    In the end, Jernigan-Noesi says, it's really about making the effort to make this year's holiday extra special — think stringing popcorn and cranberries as a household activity, or making paper snowflakes for your windows or othereasy handmade crafts or ornaments. Whether it's for Kwanzaa, Hanukkah, Christmas or the winter solstice, just interrupting your routine and doing crafts together as a family can be special and memorable.

    9. Ice skating, sledding and snow play

  • Go for: Wear a mask and enjoy!
  • Playing in the snow
    / Rose Wong for NPR
    Rose Wong for NPR

    Good news! Any of these activities that take place outside can be done safely. Guzman-Cottrill says she always encourages outdoor activities because the risk of viral transmission is lower with fresh air circulating.

    "It's also very important to encourage exercise," she says. "Ice skating, playing in the snow and running up sled hills are all great cardiovascular activities, which are important for our mental health as well." Just keep that mask over your nose and mouth at all times (unless you're solely with household members), she says. "Masks will help decrease viral transmission and can also help keep our faces warm!"

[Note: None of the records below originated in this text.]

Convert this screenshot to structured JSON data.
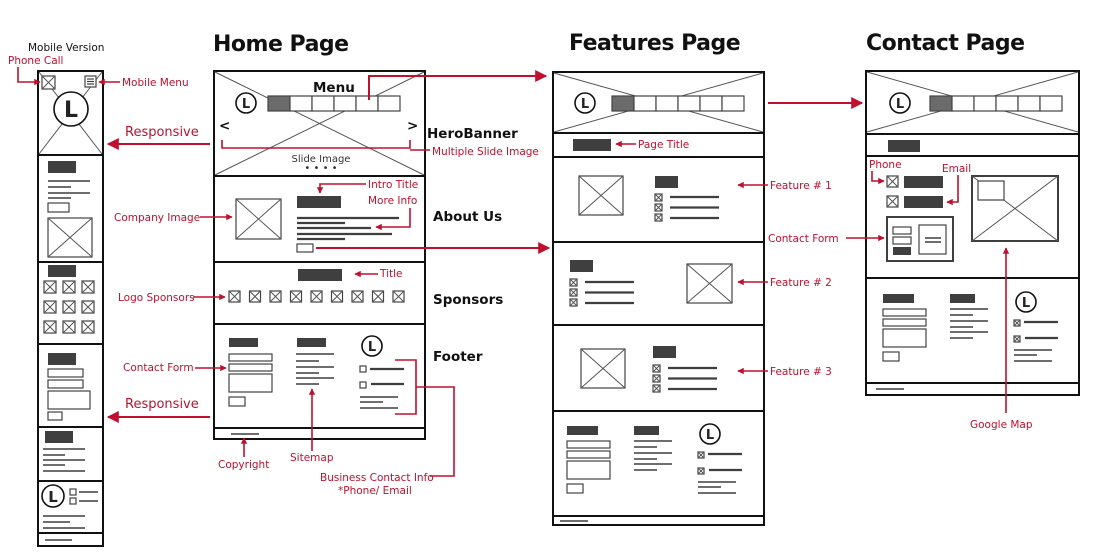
{
  "titles": {
    "mobile": "Mobile Version",
    "home": "Home Page",
    "features": "Features Page",
    "contact": "Contact Page"
  },
  "sections": {
    "menu": "Menu",
    "hero": "HeroBanner",
    "about": "About Us",
    "sponsors": "Sponsors",
    "footer": "Footer"
  },
  "hero": {
    "prev": "<",
    "next": ">",
    "slide_caption": "Slide Image",
    "dots": "• • • •"
  },
  "logo_letter": "L",
  "annotations": {
    "phone_call": "Phone Call",
    "mobile_menu": "Mobile Menu",
    "responsive_top": "Responsive",
    "responsive_bottom": "Responsive",
    "multiple_slide": "Multiple Slide Image",
    "intro_title": "Intro Title",
    "more_info": "More Info",
    "company_image": "Company Image",
    "title": "Title",
    "logo_sponsors": "Logo Sponsors",
    "contact_form": "Contact Form",
    "copyright": "Copyright",
    "sitemap": "Sitemap",
    "business_contact_1": "Business Contact Info",
    "business_contact_2": "*Phone/ Email",
    "page_title": "Page Title",
    "feature_1": "Feature # 1",
    "feature_2": "Feature # 2",
    "feature_3": "Feature # 3",
    "contact_form_contact": "Contact Form",
    "phone": "Phone",
    "email": "Email",
    "google_map": "Google Map"
  },
  "colors": {
    "accent": "#c0102e",
    "block": "#3f3f3f",
    "frame": "#111111"
  }
}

    And whether skating, sledding or building a snow family, avoid congested venues at peak times, and maintain a safe space between yourself and others.

    Copyright 2023 NPR. To see more, visit

    Corrected: December 19, 2020 at 12:00 AM EST
    An earlier version of this story identified Ms. Silvers as Julie Silvers. Her correct name is Jennifer Silvers.
    Patti Neighmond
    Award-winning journalist Patti Neighmond is NPR's health policy correspondent. Her reports air regularly on NPR newsmagazines All Things Considered, Morning Edition, and Weekend Edition.
    Rosemary Misdary
    Rosemary Misdary is a 2020-2021 Kroc Fellow.
    Jane Greenhalgh
    Jane Greenhalgh is a senior producer and editor on NPR's Science Desk.
    Carmel Wroth
    Carmel Wroth is a senior health editor for NPR's Science Desk, where she guides digital strategy for the health team and conceives and edits digital-first, enterprise stories and packages.
    Related Stories